By Brittany Stahl, MS student, Department of Family, Youth, and Community Sciences, University of Florida, and Michael S. Gutter, PhD, Department of Family, Youth, and Community Sciences, University of Florida
Reviewed by Martie Gillen, PhD, Department of Family, Youth, and Community Sciences, University of Florida
This post is part of our Valentine’s Day 2014 series: a week of posts in honor of St. Valentine’s Day!
Just when we finish with holiday shopping, everywhere we look there are advertisements for expensive Valentine’s gifts for our loved ones.
Even though we all claim “It’s the thought that the counts,” it would appear that on Valentine’s Day, thought is measured by the amount spent. In 2013, Americans paid around $18.5 billion dollars for Valentine’s Day gifts and expenses, such as dining out, flowers, getaways, jewelry, candy, clothing, and cards. The average amount spent per person was $130 (National Retail Foundation, 2013). These numbers are expected to increase this Valentine’s Day.

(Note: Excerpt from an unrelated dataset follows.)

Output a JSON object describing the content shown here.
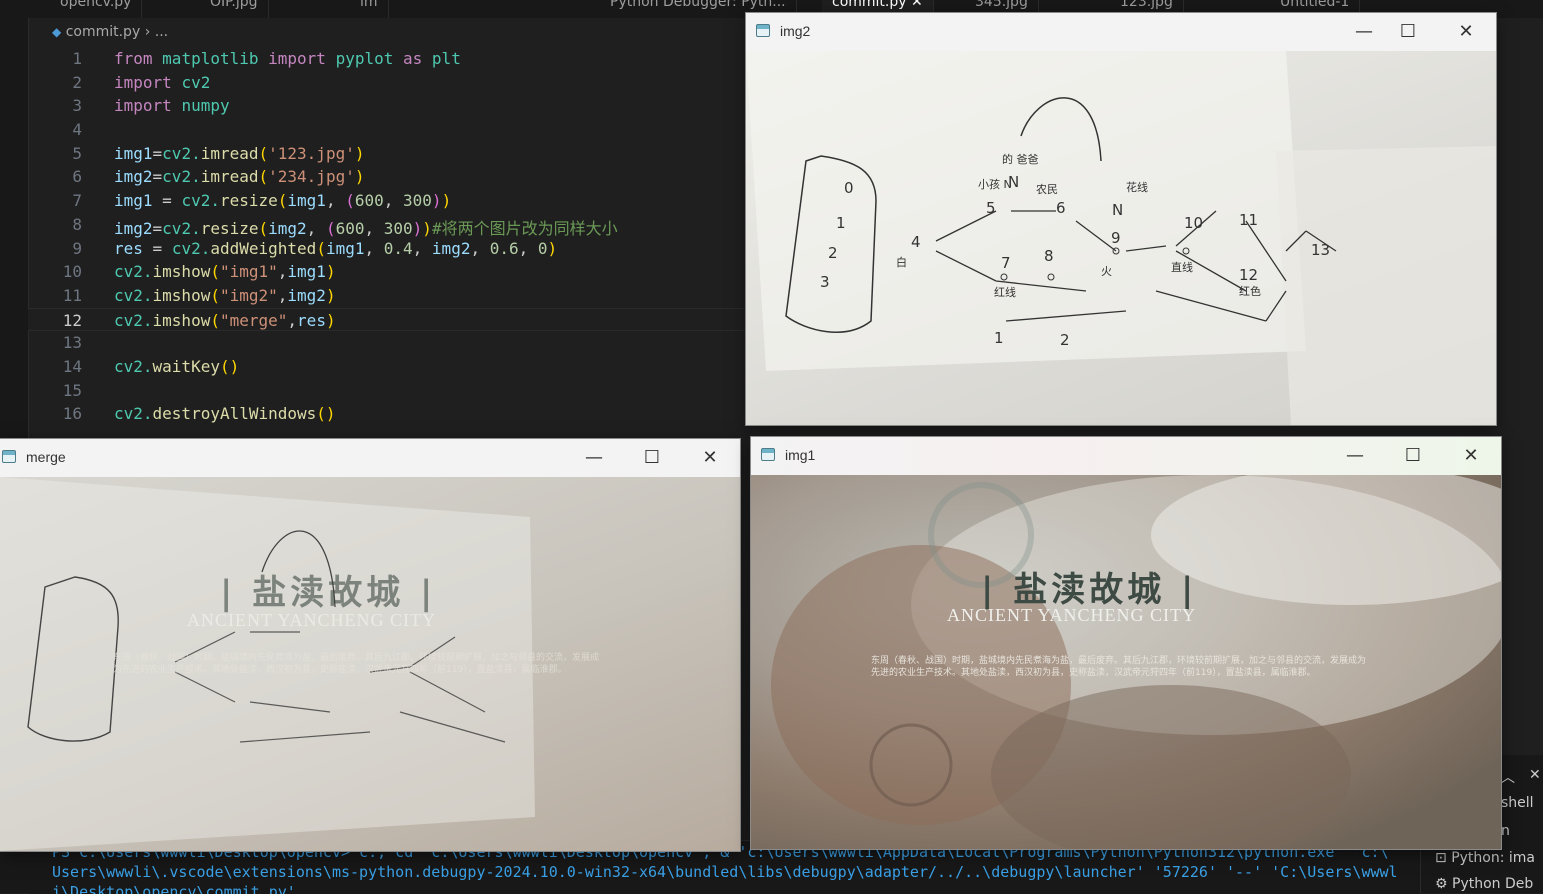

But what if you don’t have or just shouldn’t be spending that kind of money on gifts?
Before Hallmark began printing Valentine’s cards in 1913, a handmade card was the “go-to” gift for Valentine’s Day. Why not give creativity and thoughtfulness a try? Consider a heartfelt homemade card or even trying your hand at poetry. In addition, a unique gift made with thought and care will often cost much less money than a dozen roses, and likely last longer than the cut flowers. And a specially made dinner consisting of your loved one’s favorite foods can be far more enjoyable than the long line and crowded seating at a restaurant.
So, how does the idiom “It’s the thought that counts” truly fit here? Is there a place for this idea amid the mass spending on Valentine’s Day? With the rise of creative gifting ideas on great websites like Pinterest, I would argue that creativity and resourcefulness are gaining a larger role in gift giving. Gifts that have a use and that will last longer than a dinner out suggest greater thought and are more economical.
A holiday centered on celebrating relationships and love shouldn’t leave you broke. Remember: what most of us want is uninterrupted time together where the focus can be on the couple. This Valentine’s Day, spend time without spending a lot of money.
National Retail Foundation. (2013). Cautious consumers keep cupid at bay this year, according to NRF. Retrieved from http://www.nrf.com/modules.phpname=News&op=viewlive&sp_id=1517